Fined for your burka? ‘I’ll pay’, says tycoon as French MPs prepare to vote on veil ban
By Mail Foreign Service – 13th July 2010
France could ban burkhas by the end of September after a series of parliamentary votes was scheduled to begin.
Deputies, or members of the lower house, are tomorrow likely to approve the measure outlawing face-covering veils despite outrage among the country’s 5million Muslims.
Now a French tycoon is setting up a fund to help Muslim women pay ‘burka fines’ for hiding their faces in public.
Muslim businessman Rachid Nekkaz has today pledged to sell off 1million euros (£840,000) worth of property in Paris for the fund. In an open letter published in national newspapers, he said a burka ban was unconstitutional and any woman fined for hiding her face could come to him for help.
The ban could be ratified in September when Senators are almost certain to approve the ban which has received overwhelming support from voters. There was little resistance among lawmakers today as they debated the bill that proposes to fine wearers £140 and imprison men who force their wives to put on the outfit.
But the ban could be shot down by France’s constitutional watchdog or the European Court of Human Rights. That could dampen efforts under way in other European countries toward banning the veils. It would also be a humiliation for President Nicolas Sarkozy’s conservative government, which has devoted much attention to a bill that would affect only an estimated 1,900 women in France.
The niqab and burkha are widely seen in France as a gateway to extremism and an attack on women’s rights and secularism, a central value of modern-day France. Critics say a ban is a cynical ploy to attract far-right voters.
The government has struggled – and failed, some legal observers say – to come up with a strong legal basis for a ban. In March, France’s highest administrative body, the Council of State, warned that it could be found unconstitutional. It rejected possible legal justifications one by one, including the French tradition of secularism, equality for women, human dignity and concerns about public security. In the end, the government’s central legal argument is that covering one’s face doesn’t square with French values.
Life in France is ‘carried out with a bare face,’ Justice Minister Michele Alliot-Marie said last week, opening debate at the National Assembly. As legal reasoning, she invoked the notion of public policy doctrine, a country’s moral and social rules.
Face-covering veils ‘call into question the idea of integration, which is founded on the acceptance of the values of our society,’ Alliot-Marie said. The legislation would forbid face-covering Muslim veils in all public places in France, even in the street.
It calls for £140 fines or citizenship classes, or both.
The bill is also aimed at husbands and fathers who impose such veils on women and girls. Anyone convicted of forcing someone else to wear the garb risks a year of prison and a £25,000 fine – with both those penalties doubled if the victim is a minor.
Officials have taken pains to craft language that does not single out Muslims. While the proposed legislation is colloquially referred to as the ‘anti-burkha law,’ it is officially called ‘the bill to forbid concealing one’s face in public.’

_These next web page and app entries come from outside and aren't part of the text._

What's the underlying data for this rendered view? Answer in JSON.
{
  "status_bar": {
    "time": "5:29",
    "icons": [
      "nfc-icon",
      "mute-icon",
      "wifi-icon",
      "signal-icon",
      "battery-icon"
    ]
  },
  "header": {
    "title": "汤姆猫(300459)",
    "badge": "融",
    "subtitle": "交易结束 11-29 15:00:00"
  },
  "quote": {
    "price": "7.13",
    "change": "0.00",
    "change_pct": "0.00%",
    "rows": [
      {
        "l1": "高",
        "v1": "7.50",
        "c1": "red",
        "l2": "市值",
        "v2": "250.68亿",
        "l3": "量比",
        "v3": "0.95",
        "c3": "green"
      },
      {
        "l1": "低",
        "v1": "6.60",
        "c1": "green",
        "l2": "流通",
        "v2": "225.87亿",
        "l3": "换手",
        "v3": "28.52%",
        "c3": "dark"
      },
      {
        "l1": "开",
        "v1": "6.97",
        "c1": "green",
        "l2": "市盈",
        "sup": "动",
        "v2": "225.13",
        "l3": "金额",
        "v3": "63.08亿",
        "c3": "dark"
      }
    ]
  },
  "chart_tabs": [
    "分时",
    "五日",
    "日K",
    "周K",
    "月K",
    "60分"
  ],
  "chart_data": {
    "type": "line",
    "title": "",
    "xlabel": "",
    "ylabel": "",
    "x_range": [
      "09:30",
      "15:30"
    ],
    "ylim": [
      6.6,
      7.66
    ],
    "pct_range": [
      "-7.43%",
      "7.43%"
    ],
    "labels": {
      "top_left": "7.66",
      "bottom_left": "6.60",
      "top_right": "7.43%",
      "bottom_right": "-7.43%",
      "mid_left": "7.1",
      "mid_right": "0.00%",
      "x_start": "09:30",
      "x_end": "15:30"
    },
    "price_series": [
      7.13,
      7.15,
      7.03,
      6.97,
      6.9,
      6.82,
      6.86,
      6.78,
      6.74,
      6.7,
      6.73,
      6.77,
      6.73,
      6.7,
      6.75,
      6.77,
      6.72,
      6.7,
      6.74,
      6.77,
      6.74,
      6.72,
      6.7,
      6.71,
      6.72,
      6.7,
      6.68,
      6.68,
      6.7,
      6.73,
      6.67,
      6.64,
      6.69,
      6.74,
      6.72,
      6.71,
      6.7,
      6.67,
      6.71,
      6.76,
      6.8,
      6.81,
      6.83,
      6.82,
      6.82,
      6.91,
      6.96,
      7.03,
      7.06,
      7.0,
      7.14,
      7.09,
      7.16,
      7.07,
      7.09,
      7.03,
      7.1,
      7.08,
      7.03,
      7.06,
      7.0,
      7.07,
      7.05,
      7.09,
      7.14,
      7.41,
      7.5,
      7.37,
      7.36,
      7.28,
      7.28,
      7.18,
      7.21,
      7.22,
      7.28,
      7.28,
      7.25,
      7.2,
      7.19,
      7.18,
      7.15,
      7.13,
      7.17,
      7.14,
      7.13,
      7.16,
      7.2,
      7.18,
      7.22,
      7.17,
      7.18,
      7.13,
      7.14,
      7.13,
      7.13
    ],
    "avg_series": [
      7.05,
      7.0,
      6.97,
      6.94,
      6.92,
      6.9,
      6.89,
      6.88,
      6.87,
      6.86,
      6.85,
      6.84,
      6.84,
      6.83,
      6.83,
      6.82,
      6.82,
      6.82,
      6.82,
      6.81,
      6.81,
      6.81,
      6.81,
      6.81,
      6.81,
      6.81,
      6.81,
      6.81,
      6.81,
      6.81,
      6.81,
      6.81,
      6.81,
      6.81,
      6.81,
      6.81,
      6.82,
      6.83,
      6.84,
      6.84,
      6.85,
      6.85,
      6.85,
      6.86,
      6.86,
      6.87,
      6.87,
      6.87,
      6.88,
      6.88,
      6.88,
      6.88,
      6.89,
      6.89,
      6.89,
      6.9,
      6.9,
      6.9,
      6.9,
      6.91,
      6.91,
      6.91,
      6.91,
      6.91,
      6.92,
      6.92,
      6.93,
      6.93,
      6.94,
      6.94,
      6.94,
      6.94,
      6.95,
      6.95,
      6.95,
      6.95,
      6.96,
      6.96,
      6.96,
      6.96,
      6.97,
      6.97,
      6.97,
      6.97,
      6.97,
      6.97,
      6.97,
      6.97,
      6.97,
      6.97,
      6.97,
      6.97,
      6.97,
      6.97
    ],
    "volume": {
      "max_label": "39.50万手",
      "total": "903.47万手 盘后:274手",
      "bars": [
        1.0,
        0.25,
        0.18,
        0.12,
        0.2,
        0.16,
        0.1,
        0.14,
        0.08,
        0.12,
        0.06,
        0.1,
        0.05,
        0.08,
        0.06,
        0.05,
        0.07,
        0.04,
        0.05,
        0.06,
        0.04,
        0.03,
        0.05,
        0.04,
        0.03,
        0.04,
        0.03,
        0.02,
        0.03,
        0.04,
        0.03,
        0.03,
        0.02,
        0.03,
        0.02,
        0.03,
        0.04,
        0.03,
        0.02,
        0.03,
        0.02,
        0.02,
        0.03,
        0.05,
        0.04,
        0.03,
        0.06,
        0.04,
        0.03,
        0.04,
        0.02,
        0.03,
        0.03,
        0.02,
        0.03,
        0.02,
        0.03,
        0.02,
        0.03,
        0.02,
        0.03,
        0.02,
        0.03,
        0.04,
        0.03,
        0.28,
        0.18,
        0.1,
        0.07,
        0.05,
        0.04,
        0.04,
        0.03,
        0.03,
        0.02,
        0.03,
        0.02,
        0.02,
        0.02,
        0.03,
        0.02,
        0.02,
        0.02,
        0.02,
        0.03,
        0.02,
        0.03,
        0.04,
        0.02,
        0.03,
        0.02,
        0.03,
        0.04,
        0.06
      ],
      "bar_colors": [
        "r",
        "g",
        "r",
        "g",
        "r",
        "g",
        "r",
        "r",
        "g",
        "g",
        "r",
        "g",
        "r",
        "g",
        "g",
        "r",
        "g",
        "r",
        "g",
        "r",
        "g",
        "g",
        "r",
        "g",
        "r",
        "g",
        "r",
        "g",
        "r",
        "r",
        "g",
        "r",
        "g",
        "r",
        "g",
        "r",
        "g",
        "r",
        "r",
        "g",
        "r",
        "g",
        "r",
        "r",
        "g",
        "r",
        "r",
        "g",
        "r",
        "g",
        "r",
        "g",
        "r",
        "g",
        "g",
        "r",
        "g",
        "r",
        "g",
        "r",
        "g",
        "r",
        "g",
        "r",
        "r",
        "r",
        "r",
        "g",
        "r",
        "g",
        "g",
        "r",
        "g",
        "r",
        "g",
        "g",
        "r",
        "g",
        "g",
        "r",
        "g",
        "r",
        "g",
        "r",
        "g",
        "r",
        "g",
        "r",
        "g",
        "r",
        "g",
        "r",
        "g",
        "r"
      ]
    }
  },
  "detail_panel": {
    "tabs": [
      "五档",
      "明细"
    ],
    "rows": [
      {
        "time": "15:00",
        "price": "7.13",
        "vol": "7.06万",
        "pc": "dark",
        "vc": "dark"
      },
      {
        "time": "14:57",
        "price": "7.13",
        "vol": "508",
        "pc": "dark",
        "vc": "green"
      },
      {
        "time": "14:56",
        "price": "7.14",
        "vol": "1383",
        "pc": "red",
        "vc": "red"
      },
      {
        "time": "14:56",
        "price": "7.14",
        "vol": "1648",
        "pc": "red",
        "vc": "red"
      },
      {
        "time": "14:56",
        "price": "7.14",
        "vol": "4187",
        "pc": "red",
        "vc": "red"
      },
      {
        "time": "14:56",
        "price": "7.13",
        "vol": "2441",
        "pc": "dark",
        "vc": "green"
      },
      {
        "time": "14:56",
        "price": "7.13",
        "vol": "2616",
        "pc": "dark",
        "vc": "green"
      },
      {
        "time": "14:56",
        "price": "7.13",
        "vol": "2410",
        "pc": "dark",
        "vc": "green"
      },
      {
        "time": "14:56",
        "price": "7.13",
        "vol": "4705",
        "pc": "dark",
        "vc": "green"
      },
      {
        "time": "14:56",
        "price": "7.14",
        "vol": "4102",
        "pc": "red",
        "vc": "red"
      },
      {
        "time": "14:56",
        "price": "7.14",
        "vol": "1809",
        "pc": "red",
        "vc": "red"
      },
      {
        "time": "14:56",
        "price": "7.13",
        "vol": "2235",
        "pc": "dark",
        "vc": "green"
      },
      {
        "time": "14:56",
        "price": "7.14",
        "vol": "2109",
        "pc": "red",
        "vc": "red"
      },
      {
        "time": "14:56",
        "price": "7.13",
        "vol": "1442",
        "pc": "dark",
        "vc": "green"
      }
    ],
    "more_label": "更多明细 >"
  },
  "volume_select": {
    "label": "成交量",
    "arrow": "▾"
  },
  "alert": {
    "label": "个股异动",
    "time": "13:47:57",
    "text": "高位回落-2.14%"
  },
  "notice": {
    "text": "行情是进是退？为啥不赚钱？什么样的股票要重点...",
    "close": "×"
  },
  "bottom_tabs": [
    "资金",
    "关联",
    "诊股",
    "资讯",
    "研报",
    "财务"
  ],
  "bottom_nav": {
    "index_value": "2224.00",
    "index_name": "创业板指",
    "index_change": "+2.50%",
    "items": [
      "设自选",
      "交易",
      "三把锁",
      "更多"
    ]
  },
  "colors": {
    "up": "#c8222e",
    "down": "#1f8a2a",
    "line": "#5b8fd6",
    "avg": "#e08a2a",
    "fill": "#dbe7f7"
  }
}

It refers neither to Islam nor to veils – leading to an often surreal disconnect between the text and discussion in parliament about it. While officials insist the law against face-covering would apply to everyone, not just Muslims, they cite a host of exceptions, including masks for health reasons, for fencing, for carnivals and festivals.
Legislator Berengere Poletti, of Sarkozy’s conservative party, argued that women in such garb ‘wear a sign of alienation on their faces’ and ‘must be liberated,’ even if they say the apparel is their own choice.
To address that widespread concern, the conservative majority has taken the unusual step of asking the Constitutional Council watchdog to examine the bill once it passes parliament – a move usually made by opponents of legislation.
Down the road, the law could face another challenge at the European Court of Human Rights in Strasbourg, where decisions are binding.
In February, the court shot down a Turkish decision that convicted dozens of people for wearing religious clothing in public.